But watch him play. Watch how good and smart and creative he can be, how he can find paths to goal that make people call him lazy (they called Messi lazy, too, remember) when really he is just waiting, like the chess master who sees four moves ahead. Watch him off the ball, moving to reshape the opposition’s defense.

And then watch him score, turn around unsmiling, and lift his shirt to ask the immense and complicated question.

Reblogged from fishingboatproceeds

Famous for its scenery, cinematography, and near complete lack of special effects (almost exclusively used simply to remove bystanders from shots), The Fall was filmed over a period of four years in over twenty countries, including India, Namibia, South Africa, Italy, and Indonesia. One review said, “See it for no other reason than because it exists. There will never be another like it.”

Reblogged from charminglyantiquated

Hey, White Americans. We Need to Talk.

postcardsfromspace:

According to a Pew Research survey, only 37% of white Americans think the events in #Ferguson raise important issues about race.

Okay, fellow white people. We need to talk.

Let me tell you a story: I was an angry punk teenager. Not violent, but I did a shitton of trespassing, and I got into a lot of screaming matches with cops.

I have never been arrested.

I have never been violently attacked by police. Hell, I have never been seriously threatened by police.

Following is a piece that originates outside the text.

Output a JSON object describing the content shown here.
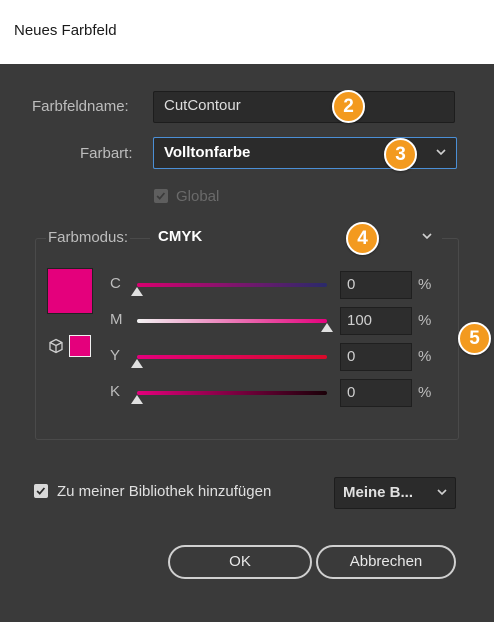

I am fully aware that I’ve survived to adulthood largely on the benefits of my race.

When you are white in America, you get away with all sorts of shit. Have you read this account from a white dude who actively tried to get himself arrested? You should. It’s telling.

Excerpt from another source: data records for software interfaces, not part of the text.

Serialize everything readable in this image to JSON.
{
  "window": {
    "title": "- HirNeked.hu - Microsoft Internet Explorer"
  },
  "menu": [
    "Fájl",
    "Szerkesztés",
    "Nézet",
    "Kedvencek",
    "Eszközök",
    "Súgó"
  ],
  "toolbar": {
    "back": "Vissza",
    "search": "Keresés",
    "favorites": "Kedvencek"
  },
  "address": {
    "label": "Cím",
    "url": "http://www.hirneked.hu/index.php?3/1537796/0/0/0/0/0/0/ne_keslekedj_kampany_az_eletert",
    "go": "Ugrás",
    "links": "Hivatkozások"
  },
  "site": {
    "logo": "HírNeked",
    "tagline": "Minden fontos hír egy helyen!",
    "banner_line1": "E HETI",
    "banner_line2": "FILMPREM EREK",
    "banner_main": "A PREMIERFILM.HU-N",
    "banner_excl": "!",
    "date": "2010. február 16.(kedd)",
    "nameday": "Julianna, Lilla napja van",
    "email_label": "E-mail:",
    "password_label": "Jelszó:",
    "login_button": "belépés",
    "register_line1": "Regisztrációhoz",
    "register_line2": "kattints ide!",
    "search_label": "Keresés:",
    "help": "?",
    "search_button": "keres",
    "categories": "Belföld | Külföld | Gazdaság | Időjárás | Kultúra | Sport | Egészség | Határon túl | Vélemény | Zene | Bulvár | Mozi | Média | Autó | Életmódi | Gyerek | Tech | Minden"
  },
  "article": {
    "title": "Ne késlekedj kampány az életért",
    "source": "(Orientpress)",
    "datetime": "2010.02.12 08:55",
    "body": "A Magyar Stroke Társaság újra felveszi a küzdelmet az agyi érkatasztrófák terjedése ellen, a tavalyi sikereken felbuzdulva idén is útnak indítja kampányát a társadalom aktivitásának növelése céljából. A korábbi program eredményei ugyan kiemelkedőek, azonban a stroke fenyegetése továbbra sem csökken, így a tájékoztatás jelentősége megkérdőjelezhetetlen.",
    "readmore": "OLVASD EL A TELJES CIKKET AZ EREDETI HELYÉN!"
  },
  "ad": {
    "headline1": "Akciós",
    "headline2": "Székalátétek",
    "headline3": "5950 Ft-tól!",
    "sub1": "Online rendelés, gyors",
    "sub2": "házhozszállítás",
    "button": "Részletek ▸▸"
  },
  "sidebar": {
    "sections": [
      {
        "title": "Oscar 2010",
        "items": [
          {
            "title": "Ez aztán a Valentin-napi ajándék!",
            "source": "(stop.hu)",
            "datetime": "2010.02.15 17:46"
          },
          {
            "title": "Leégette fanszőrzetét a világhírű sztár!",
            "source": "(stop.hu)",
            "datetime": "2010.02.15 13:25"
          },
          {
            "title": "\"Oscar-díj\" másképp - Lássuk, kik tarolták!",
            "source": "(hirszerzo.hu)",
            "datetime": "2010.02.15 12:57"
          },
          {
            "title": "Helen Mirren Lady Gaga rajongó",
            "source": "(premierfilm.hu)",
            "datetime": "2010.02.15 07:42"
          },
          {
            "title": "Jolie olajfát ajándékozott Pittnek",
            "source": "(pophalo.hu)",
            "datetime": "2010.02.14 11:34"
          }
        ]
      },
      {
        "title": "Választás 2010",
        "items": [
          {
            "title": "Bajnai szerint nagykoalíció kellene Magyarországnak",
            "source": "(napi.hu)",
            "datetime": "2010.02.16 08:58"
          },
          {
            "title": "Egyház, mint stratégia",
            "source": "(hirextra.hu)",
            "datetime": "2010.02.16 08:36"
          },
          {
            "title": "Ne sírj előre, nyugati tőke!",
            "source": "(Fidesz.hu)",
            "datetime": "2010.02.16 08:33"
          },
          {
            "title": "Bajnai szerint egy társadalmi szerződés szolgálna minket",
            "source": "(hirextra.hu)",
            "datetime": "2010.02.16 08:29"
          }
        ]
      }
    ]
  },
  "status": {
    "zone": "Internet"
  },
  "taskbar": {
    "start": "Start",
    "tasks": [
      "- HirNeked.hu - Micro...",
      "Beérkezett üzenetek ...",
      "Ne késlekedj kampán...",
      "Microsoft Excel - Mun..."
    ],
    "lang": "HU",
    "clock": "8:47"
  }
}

So, if that’s your main frame of reference for dealing with law enforcement, it is really easy to assume that when someone else gets targeted by the police, they must have done something really bad. After all, you know the police aren’t that petty, right? They’re there to help: That’s what TV tells you, what your teachers told you, what your parents told you. “If you’re in trouble, find a police officer. They’ll help.” And, y’know, if you’re white, most of the time, that’s probably true.

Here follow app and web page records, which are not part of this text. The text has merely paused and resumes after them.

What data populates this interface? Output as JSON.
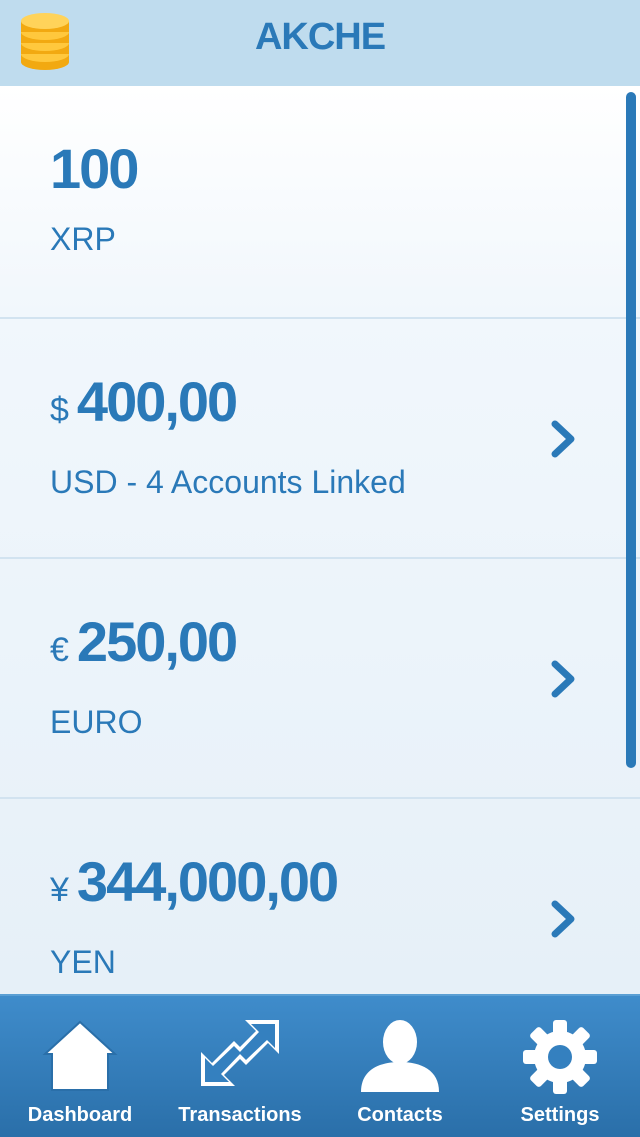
{
  "header": {
    "title": "AKCHE",
    "logo_icon": "gold-coins-icon"
  },
  "balances": [
    {
      "symbol": "",
      "amount": "100",
      "label": "XRP",
      "has_chevron": false
    },
    {
      "symbol": "$",
      "amount": "400,00",
      "label": "USD - 4 Accounts Linked",
      "has_chevron": true
    },
    {
      "symbol": "€",
      "amount": "250,00",
      "label": "EURO",
      "has_chevron": true
    },
    {
      "symbol": "¥",
      "amount": "344,000,00",
      "label": "YEN",
      "has_chevron": true
    }
  ],
  "tabs": [
    {
      "label": "Dashboard",
      "icon": "house-icon"
    },
    {
      "label": "Transactions",
      "icon": "arrows-exchange-icon"
    },
    {
      "label": "Contacts",
      "icon": "person-icon"
    },
    {
      "label": "Settings",
      "icon": "gear-icon"
    }
  ],
  "colors": {
    "accent": "#2a79b8",
    "header_bg": "#bfdcee",
    "tabbar_bg": "#3480bf"
  }
}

When you’re white in America, it is awfully easy to pretend that you don’t live in a country where the nonviolent physical presence of black people, especially black men, is considered sufficient threat to justify use of lethal force. It’s really easy to pretend that laws are enforced equally; that arrest rate has any demographic resemblance to actual crime rates; that the police are there to protect us from the bad guys.

And, I mean, I get that. It’s a lot more comfortable to pretend that safety correlates to virtue than to confront the ugly truth that a system that benefits you very directly does so at the cost of other people’s lives; that what you were taught was the just reward for being a good person is, in fact, the privilege of your skin. That’s a big part of why we work so hard to retcon narratives about how the black people our police murder must have been dangerous, highlight every casual infraction like it’s a killing spree. We are so desperate to believe that the system that feeds us is just.

It doesn’t feel good to acknowledge that stuff. It feels gross. A system we trusted—one we should be able to trust, that should work for the benefit and protection of everyone has made us accomplice to some deeply horrifying shit.

But here’s the thing:

This happenedThis is happening. Not recognizing it; stonewalling and insulating ourselves in our little bubbles does not make it go away.

And not acknowledging it, not having asked for it, does not make us any less complicit, or any less responsible for owning and fixing this. We are actively benefitting from a fucked, corrupt, murderous system. That is on us. As it should be.

So educate yourself, get the tools, and start dismantling this fucker. You have the time: after all,  no one’s shooting at your kids.

Privilege is the bandwidth to speak up and dismantle because you’re not in fear for your life. And there is no conscionable excuse for failing to use it.